“It is very clear that your husband has had a very rough time since the last 10 years beginning with the untimely death of his parents due to unknown health problems and later significant pressure at work that resulted in a lot of stress. Much like a rubber band stretched beyond its usual limit, the human body/mind also may lose its capacity to return to normal after repeated and prolonged stress”.
She stayed silent, trying to understand but still looking perplexed. “Okay, but why the pain? I accept that his mind is in pain but why is his body suffering?”, with a piercing look. I suddenly remembered what my professor said to me before my final MD exams – it’s easy to answer predictable questions with scribbles on those lifeless blank sheets of paper, what’s actually difficult is answering the difficult questions from your patients after graduation. I think he meant exactly these kinds of questions. I maintained my composure and replied in a calm voice. “The mind and the body share a close relationship. The distress of one can be expressed by another. Each of us experience this when we are tensed in our minds before an exam or an interview but our body shows- racing heart, butterflies in the stomach, sweating and wanting to pee!! “
She spoke for her husband again. “So, I get it. He was in a lot of stress and he began to experience pain symptoms around the same time. He was also worried if something would happen suddenly to him like his parents. But why this much pain? Pain that doesn’t allow him to function normally?!”
I was glad I was beginning to make sense. “I understand. Can you notice the volume of my voice right now as I speak to you, but what would happen if I spoke the same into a mike? Everybody across the street will also be able to hear me. Similarly, it’s true that because of the anxiety he developed gastritis etc. but it looks like because of the state of his mind, these problems are being amplified and experienced like the body was speaking through a troubled mind/brain. While his pain is true, his suffering could not be explained by the general physician and that’s why the referral to us – the soul surgeons aka psychiatrists.” As I saw them sigh a relief, knowing fully well that my words have made a difference, I bend down in satisfaction to write my plan of management.

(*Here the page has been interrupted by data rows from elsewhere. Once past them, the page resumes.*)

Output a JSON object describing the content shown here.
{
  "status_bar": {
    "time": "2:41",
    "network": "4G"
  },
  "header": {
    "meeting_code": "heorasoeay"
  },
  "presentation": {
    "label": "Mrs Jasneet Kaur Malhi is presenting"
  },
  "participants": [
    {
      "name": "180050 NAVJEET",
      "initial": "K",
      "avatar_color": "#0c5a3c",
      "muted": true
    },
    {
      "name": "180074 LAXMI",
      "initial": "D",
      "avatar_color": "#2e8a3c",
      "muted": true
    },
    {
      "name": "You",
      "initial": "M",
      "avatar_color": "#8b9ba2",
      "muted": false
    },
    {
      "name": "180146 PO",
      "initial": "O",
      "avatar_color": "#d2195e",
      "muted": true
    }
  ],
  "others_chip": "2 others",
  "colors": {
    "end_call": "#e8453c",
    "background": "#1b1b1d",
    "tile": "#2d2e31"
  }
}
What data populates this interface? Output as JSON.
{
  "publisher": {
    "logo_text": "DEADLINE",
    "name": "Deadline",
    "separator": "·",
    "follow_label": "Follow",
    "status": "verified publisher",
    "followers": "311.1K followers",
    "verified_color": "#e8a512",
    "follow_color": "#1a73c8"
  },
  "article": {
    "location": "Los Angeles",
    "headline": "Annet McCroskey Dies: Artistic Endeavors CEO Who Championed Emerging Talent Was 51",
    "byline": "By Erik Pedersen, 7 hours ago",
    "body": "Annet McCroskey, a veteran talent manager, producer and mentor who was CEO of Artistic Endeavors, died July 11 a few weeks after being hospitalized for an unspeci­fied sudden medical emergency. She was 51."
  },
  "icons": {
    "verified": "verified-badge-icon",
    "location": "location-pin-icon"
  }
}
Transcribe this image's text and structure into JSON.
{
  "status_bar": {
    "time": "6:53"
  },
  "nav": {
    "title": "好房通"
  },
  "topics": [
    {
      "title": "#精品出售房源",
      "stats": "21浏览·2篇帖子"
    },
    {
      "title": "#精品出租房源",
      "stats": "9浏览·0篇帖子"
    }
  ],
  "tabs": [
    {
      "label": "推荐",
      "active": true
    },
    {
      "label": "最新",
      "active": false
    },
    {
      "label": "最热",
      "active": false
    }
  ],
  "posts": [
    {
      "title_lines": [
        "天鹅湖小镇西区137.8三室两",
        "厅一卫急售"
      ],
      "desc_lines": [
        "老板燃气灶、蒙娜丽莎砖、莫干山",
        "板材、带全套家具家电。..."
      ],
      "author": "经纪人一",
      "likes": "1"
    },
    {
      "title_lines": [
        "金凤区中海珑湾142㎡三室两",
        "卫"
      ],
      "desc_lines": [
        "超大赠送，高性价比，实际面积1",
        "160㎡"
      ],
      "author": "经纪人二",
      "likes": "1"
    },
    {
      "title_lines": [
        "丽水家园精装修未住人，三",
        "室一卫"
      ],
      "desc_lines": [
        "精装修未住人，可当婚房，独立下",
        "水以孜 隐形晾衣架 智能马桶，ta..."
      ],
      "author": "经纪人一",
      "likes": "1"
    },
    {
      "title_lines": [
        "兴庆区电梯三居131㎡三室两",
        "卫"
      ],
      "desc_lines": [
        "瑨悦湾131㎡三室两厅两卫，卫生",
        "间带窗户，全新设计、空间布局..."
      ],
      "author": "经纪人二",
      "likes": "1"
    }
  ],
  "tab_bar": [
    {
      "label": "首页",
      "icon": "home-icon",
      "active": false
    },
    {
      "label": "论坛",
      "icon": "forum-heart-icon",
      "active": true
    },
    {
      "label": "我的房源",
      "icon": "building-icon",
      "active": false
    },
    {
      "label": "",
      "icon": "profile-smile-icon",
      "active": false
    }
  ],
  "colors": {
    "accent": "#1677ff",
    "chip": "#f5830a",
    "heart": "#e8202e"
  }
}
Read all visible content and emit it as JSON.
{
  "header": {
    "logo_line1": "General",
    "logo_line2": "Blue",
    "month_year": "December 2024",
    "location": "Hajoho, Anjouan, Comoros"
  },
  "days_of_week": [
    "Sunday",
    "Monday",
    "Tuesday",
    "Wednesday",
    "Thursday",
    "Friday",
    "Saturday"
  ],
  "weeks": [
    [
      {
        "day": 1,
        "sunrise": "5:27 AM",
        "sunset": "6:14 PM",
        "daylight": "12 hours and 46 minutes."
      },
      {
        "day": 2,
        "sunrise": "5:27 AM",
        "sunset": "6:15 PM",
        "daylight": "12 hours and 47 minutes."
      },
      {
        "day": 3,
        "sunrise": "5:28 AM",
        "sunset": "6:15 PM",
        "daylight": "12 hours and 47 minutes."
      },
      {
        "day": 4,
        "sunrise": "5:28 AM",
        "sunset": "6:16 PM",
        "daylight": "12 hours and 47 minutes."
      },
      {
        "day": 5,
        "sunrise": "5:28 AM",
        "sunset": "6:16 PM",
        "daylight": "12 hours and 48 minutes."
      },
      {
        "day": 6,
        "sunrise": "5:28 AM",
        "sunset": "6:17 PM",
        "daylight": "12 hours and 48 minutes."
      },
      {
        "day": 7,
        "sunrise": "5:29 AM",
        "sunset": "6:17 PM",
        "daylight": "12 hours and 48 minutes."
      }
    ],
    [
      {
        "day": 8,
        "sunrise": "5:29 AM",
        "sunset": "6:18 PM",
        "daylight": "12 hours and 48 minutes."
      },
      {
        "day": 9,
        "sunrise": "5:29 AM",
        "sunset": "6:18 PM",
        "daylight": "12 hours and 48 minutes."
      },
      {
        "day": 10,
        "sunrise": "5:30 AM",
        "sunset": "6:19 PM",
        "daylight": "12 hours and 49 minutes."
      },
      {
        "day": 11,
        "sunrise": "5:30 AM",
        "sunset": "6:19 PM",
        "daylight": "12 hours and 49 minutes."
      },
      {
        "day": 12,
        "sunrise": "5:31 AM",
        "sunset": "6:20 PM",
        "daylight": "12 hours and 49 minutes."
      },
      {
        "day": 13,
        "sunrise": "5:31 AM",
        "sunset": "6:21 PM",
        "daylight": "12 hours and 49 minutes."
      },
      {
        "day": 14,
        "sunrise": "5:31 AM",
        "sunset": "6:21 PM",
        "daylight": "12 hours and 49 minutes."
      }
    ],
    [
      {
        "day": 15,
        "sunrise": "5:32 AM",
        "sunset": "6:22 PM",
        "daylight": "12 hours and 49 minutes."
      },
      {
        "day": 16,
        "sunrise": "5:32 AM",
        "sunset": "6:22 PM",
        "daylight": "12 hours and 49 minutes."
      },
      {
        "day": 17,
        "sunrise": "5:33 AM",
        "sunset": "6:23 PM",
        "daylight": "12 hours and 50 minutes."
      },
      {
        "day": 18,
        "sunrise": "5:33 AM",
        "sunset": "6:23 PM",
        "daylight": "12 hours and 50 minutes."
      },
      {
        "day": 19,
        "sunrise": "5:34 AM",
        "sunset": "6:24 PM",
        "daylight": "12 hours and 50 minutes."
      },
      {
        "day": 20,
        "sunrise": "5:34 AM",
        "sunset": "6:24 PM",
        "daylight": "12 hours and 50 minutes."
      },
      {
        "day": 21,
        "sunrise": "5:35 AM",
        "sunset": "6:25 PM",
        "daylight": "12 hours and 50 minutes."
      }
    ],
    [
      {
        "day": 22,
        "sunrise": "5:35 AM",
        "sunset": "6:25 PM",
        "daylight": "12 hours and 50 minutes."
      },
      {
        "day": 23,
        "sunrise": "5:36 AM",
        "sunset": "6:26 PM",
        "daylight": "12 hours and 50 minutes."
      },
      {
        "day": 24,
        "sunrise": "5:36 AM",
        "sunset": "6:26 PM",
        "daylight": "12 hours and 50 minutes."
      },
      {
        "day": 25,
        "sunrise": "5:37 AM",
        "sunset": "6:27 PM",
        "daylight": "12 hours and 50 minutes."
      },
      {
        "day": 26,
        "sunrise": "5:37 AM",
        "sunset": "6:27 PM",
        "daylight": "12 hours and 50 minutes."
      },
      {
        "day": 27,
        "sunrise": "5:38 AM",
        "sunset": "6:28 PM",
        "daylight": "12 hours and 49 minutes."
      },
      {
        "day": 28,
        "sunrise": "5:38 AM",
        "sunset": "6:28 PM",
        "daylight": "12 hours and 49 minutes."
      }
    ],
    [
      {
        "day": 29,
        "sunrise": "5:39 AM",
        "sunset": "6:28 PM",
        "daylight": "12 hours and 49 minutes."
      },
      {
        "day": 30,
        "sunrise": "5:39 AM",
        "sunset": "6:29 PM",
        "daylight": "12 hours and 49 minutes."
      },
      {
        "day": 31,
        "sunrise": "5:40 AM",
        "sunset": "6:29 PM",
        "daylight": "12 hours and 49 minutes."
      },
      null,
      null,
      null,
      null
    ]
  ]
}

With the rut of daily routine, the constant barrage of problems that we face, many of us thicken our skin to cope better. But I keep reminding myself what Dr Robert Twycross told me during our discussion on empathy and suffering at Oxford – “Remember doctor, let your shoulders broaden but do not allow your skin to thicken.” Because when we do allow our skin to thicken, we stop feeling the pain of our fellow human beings. And when we do, we lose the first reason to become healers.” All it takes is only a few words to make a difference, because, words can, what medicine can’t.